Children may be less likely to develop COVID-19, but they can get it too; and it may be more severe for infants.
Reports on the new coronavirus disease COVID-19 have reassured us that children are less likely to be infected and are likely to have milder symptoms. An information page on the Seattle Children’s Hospital website reports that there have been no deaths of children from COVID-19 anywhere in the world. Other sources confirm that no patient under the age of 9 has died of the disease.
Now the NEJM’s Journal Watch has reported a new study in China that provides additional information.
It was an epidemiological study of 2,143 children in the Wuhan area of China; 731 of them had laboratory-confirmed SARS-CoV-2 nucleic acid diagnoses and 1,412 had suspected COVID-19 based on clinical symptoms and/or clinical laboratory results. The median age was 7 years with a range of 1 day to 18 years; 57% were boys. 50% of them lived in Wuhan itself and the rest were from adjacent areas. The disease spread rapidly during January and slowly declined in February, as draconian government-mandated measures slowed transmission by restricting travel and enforcing social isolation.
- 4% of these children were asymptomatic
- 90% had mild or moderate disease: 50.9% mild and 38.8% moderate
- 5% had severe disease with oxygen saturations <92%
- 13 cases (0.6%) had critical disease with acute respiratory distress or respiratory failure and organ dysfunctions that could be life-threatening.
- Of the 13 critical cases, 7 were in children less than one year old.
- There was one death, in a 14-year-old boy
- The percentage of severe and critical cases in children was 5.9% compared to 18.5% in adults
- The number of pediatric cases peaked on February 1 and then started to decline
Children of all ages were affected. The most worrisome finding was that the highest incidence of severe/critical disease (11%) occurred in children under the age of 1 year.
How credible is this new information?
There are reasons to be cautious.
The study has been peer-reviewed but has not yet been published; the journal Pediatrics has released a pre-publication version to expedite access to the findings. The pdf is available here. “The publisher noted that it was not in final form and that subsequent changes might be made.” Due to the emergency of the situation “an ethical approval was considered to be waived by institutional review board.”
This is a single report that has not yet been corroborated elsewhere. Some of the subjects may not have actually had COVID-19 infection: two-thirds were classified only as “suspected” on the basis of symptoms (respiratory, gastrointestinal, or fatigue), suspicious blood tests, and chest x-rays. Clinical laboratory findings that raised suspicion included normal or low white blood counts and elevated C-reactive protein. It is troublesome that there were more severe and critical cases in the suspected than in the confirmed group. There could have been any number of possible confounders. They did not report whether patients had underlying health conditions that might have exacerbated their illness. Their nutritional status was not mentioned.
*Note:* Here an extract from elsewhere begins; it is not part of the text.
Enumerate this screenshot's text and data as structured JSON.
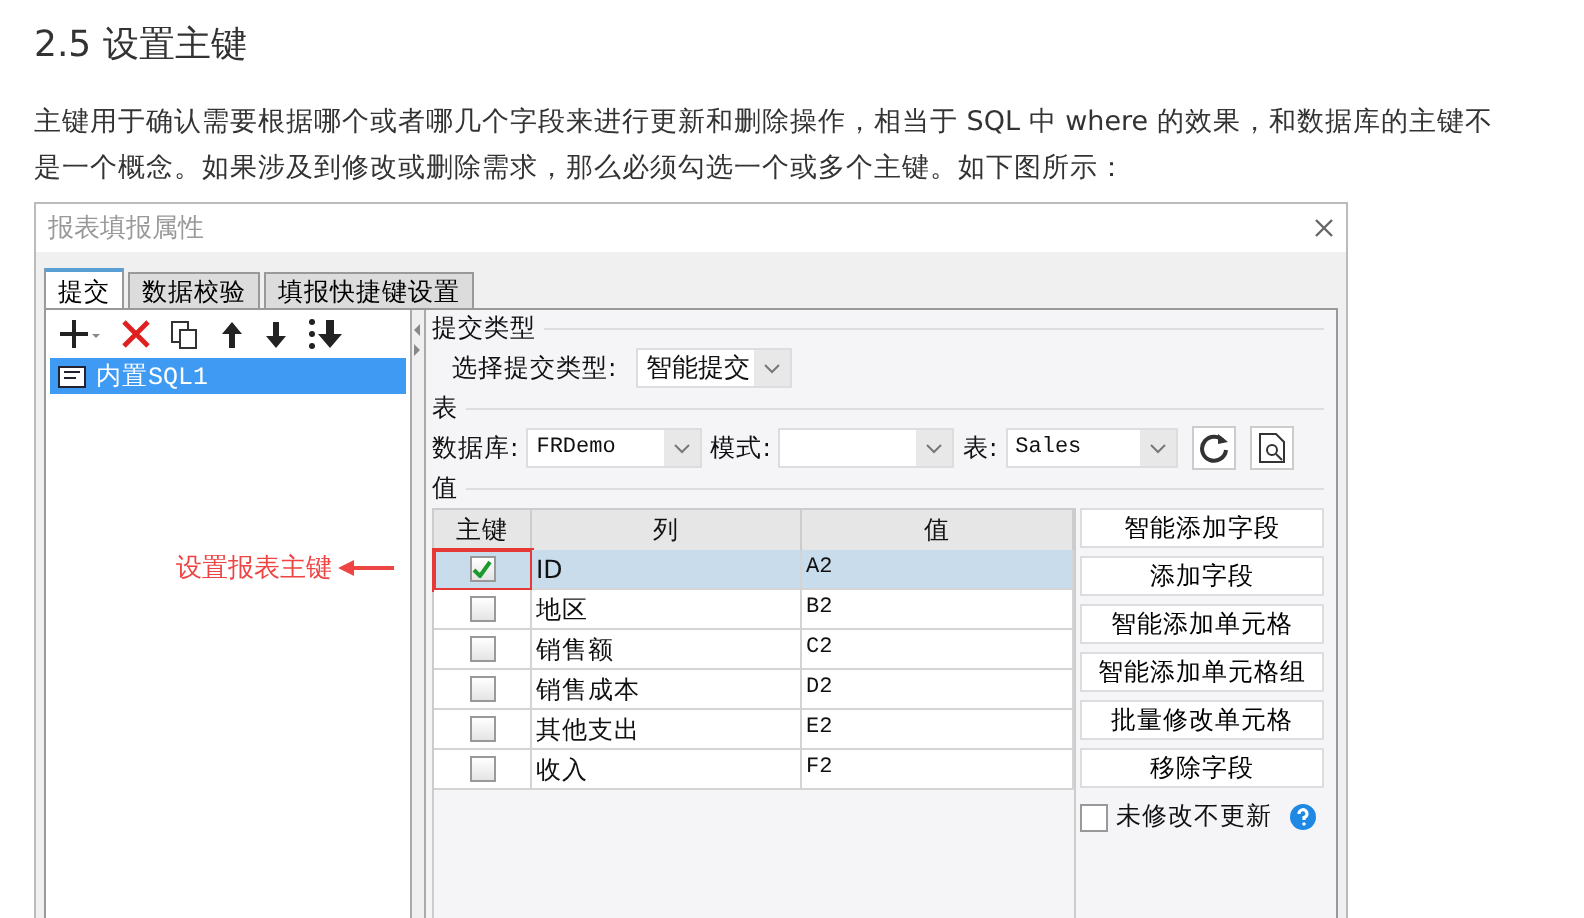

It would have been interesting to know for certain how they caught the virus; person-to-person transmission was assumed. It would have been interesting to know what treatment they received.
The authors commented on the origin of the disease. It started in a Wuhan market that sells wild animals, and genetic analysis has shown that it probably originated in bats and passed through pangolins on its way to humans. Elsewhere it was reported that a shrimp vendor in the market might have been “patient zero”.
I wish they had collected data to compare the attack rate in the entire population of children vs. adults. But we’ll have to take what we can get.
We can take home this message: infants can get COVID-19 and they may be more likely to have a severe case than older children or adults. Please stay home, wash hands, be vigilant, and don’t be complacent about your children.
This article was originally published in the Science-Based Medicine Blog.